Re: Linux Becomes Female?
From: Michael Black (et472_at_FreeNet.Carleton.CA)
Date: 27 Aug 2005 18:53:46 GMT
Roy Schestowitz (firstname.lastname@example.org) writes:
> __/ On Saturday 27 August 2005 17:30, [Yves] wrote : \__
>> On Sat, 27 Aug 2005, Roy Schestowitz wrote:
>>> With names like SuSE, Fedora and Mandriva, in particular with changes
>>> from masculine names like Red Hat and Mandrake, is it possible that
>>> distributors see more potential in using feminine names? This is by no
>>> means a critique, but a question to which I failed to find an answer on
>>> the Web.
>> What in the world is feminine about the words SuSE, Fedora and Mandriva?
>> Or masculine, for that matter.
>>> On a different topic, my experience has taught me that there is /far/
>>> more to a name than there ought be. I still feel embarrassed to
>>> recommend applications called "Firebox", "Thunderbird", "Mozilla" or
>> Thunderbird was the name of an automobile from Ford.

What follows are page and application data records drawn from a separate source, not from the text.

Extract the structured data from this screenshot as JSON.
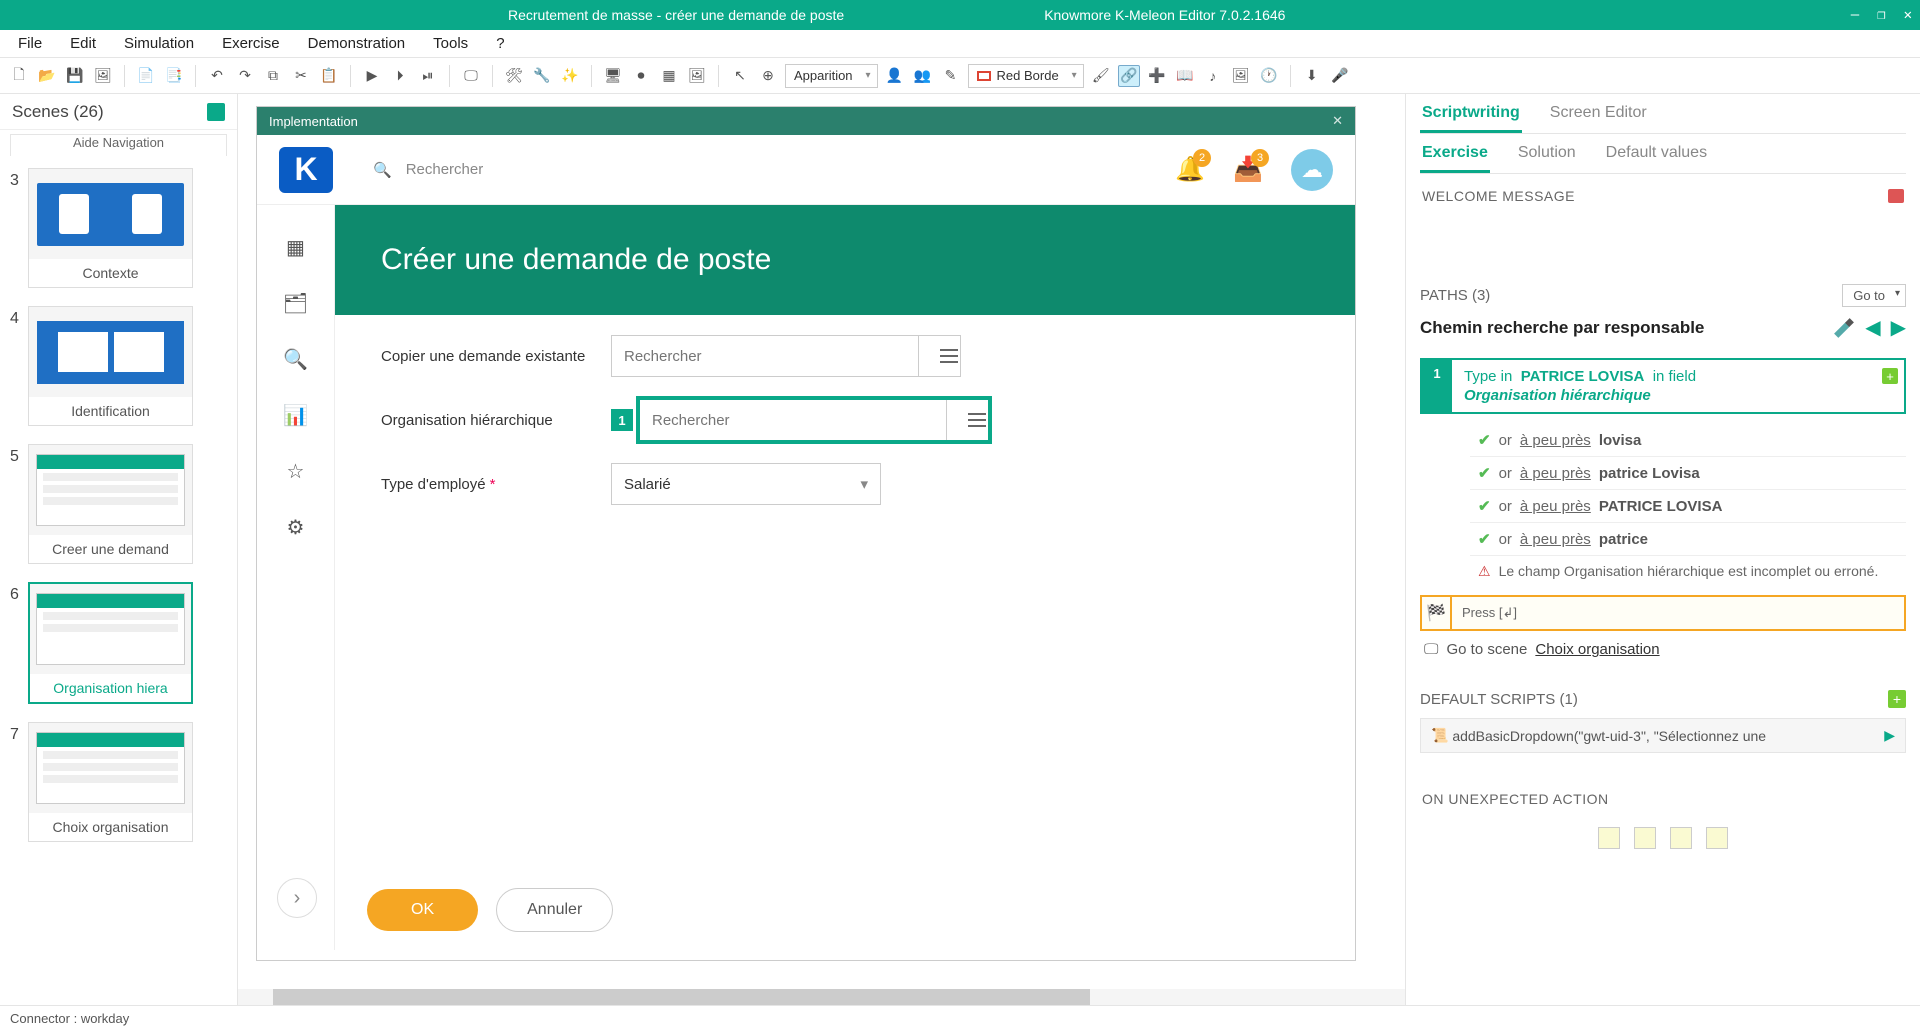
{
  "titlebar": {
    "doc": "Recrutement de masse - créer une demande de poste",
    "app": "Knowmore K-Meleon Editor 7.0.2.1646"
  },
  "menu": {
    "items": [
      "File",
      "Edit",
      "Simulation",
      "Exercise",
      "Demonstration",
      "Tools",
      "?"
    ]
  },
  "toolbar": {
    "apparition": "Apparition",
    "redborder": "Red Borde"
  },
  "scenes": {
    "header": "Scenes (26)",
    "cut_label": "Aide Navigation",
    "items": [
      {
        "n": "3",
        "label": "Contexte"
      },
      {
        "n": "4",
        "label": "Identification"
      },
      {
        "n": "5",
        "label": "Creer une demand"
      },
      {
        "n": "6",
        "label": "Organisation hiera",
        "active": true
      },
      {
        "n": "7",
        "label": "Choix organisation"
      }
    ]
  },
  "impl": {
    "title": "Implementation",
    "search_placeholder": "Rechercher",
    "notif_count": "2",
    "inbox_count": "3",
    "banner": "Créer une demande de poste",
    "row1_label": "Copier une demande existante",
    "row1_placeholder": "Rechercher",
    "row2_label": "Organisation hiérarchique",
    "row2_marker": "1",
    "row2_placeholder": "Rechercher",
    "row3_label": "Type d'employé",
    "row3_value": "Salarié",
    "ok": "OK",
    "cancel": "Annuler"
  },
  "rpanel": {
    "tabs1": {
      "a": "Scriptwriting",
      "b": "Screen Editor"
    },
    "tabs2": {
      "a": "Exercise",
      "b": "Solution",
      "c": "Default values"
    },
    "welcome": "WELCOME MESSAGE",
    "paths_head": "PATHS (3)",
    "goto": "Go to",
    "path_name": "Chemin recherche par responsable",
    "step": {
      "n": "1",
      "prefix": "Type in",
      "value": "PATRICE LOVISA",
      "suffix": "in field",
      "field": "Organisation hiérarchique"
    },
    "alts": [
      {
        "or": "or",
        "kw": "à peu près",
        "val": "lovisa"
      },
      {
        "or": "or",
        "kw": "à peu près",
        "val": "patrice Lovisa"
      },
      {
        "or": "or",
        "kw": "à peu près",
        "val": "PATRICE LOVISA"
      },
      {
        "or": "or",
        "kw": "à peu près",
        "val": "patrice"
      }
    ],
    "warn": "Le champ Organisation hiérarchique est incomplet ou erroné.",
    "press": "Press [↲]",
    "goto_scene_lbl": "Go to scene",
    "goto_scene_val": "Choix organisation",
    "default_scripts": "DEFAULT SCRIPTS (1)",
    "ds_item": "addBasicDropdown(\"gwt-uid-3\", \"Sélectionnez une",
    "unexpected": "ON UNEXPECTED ACTION"
  },
  "status": "Connector :  workday"
}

What's
>> wrong with the word? It actually comes from North American Indian
>> mythology, I believe.
>> If this isn't a troll, it's an excellent imitation.
> There was a reason why I brought this up. I personally use SuSE, but people
> who are unfamiliar with the O/S can come up with sarcastic comments. Call
> it Suz or call it Suzie, in my humble opinion it still does not project the
> same meaning as it does when you see the acronym.
> When trying to encourage somebody to switch to Linux (which I have done
> successfully on several occasions) the names of distros and
> components/programs still pose difficulties. We may assume people know or
> heard of Firefox, or at least Mozilla. The matter of fact is that /most/
> people just hear "Outlook this, Outlook that" and press the "Blue E".
> When advising somebody to install Ubuntu, for example, being rock-solid and
> user-friendly, what will the first step be? Send them to the Web site to
> order a CD, right? What will they see? Three half-naked people holding
> hands. What will they see in ms.com? A guy in a suit holding a tablet, for
> example? Which one will a na´ve user be more likely to /trust/?
But maybe in a world where people too often trust trappings than something
concrete, the real way to break things is to not follow into the trappings.
Microsoft has dominated in part because the old IBM saying has morphed
into "You can't make a wrong decision by choosing Microsoft". They
aren't analyzing what is there, whether it's the best choice, or whatever,
they are choosing a Brand Name that everyone knows.
Just the other day, I got mentioned on the radio for making a comment
about a website some months ago. It was a flippant comment of mine,
but it was based on the very real concept that the internet lets us
speak, so when people turn around and coat those words with flash
and gloss under the impression that that's the only way the words
have importance, it negates the power of the internet.
Of course the revolution doesn't happen immediately. But it will
never happen so long as people think they need to be someone else
in order to have value for their words or their work.
LInux is really a pretty wide field. We have terribly commercial
parts of it, such as Red Hat, and areas where commerce really isn't
a big thing, Debian and even Slackware. But the names reflect
a culture, and the names reflect a world that isn't all that commercial.
Someone puts together a program that helps you put your records into
digital form, and calls it Gramofile. They've released it to the world,
they've let the source code loose, so they will see very little return
on their work. The value of the program is in it's helpfulness to others.
Indeed, they may have written it for themselves and that's good enough
return on the investment of their time; if anyone else gets use of
it, that's icing on the cake. But if they put a quirky name on it (I
wouldn't call the example quirky, but there are quirky names), it puts
a bit of themselves on the program, it may let it stand out from
others doing basically the same thing.
Since they aren't going to get money for the work, then there's no
incentive to make it "user friendly" or give it a name. If someone
really feels the need, the sourcecode is out there for someone to
make some business like OS. All they have to do is write it, and of
course respect the GPL.
Does it work? That's the key thing. I've run Slackware for four
years, would have run Linux earlier if I'd had the hardware, and yes
indeed it does work.
I fit the Linux culture. I'm not anit-Microsoft, but I do see neat
things in open software. I was put off by the name "Slackware" originally,
but in tasting some other distributions I'm put off by the software
arrangement. I like the fact that out of the box Slackware names
the system Darkstar, and to know that Patrick digs the Grateful Dead,
which ultimately can link to all kinds of things.
The small computer field was fed in part thirty years ago by the
counterculture. A lot of the early Big Names came from it, were influenced
by it, were linked to it. Now we have an operating system that is in part
a counter-OS, and yet it's also pretty mainstream, just like so many parts
of the counterculture are mainstream.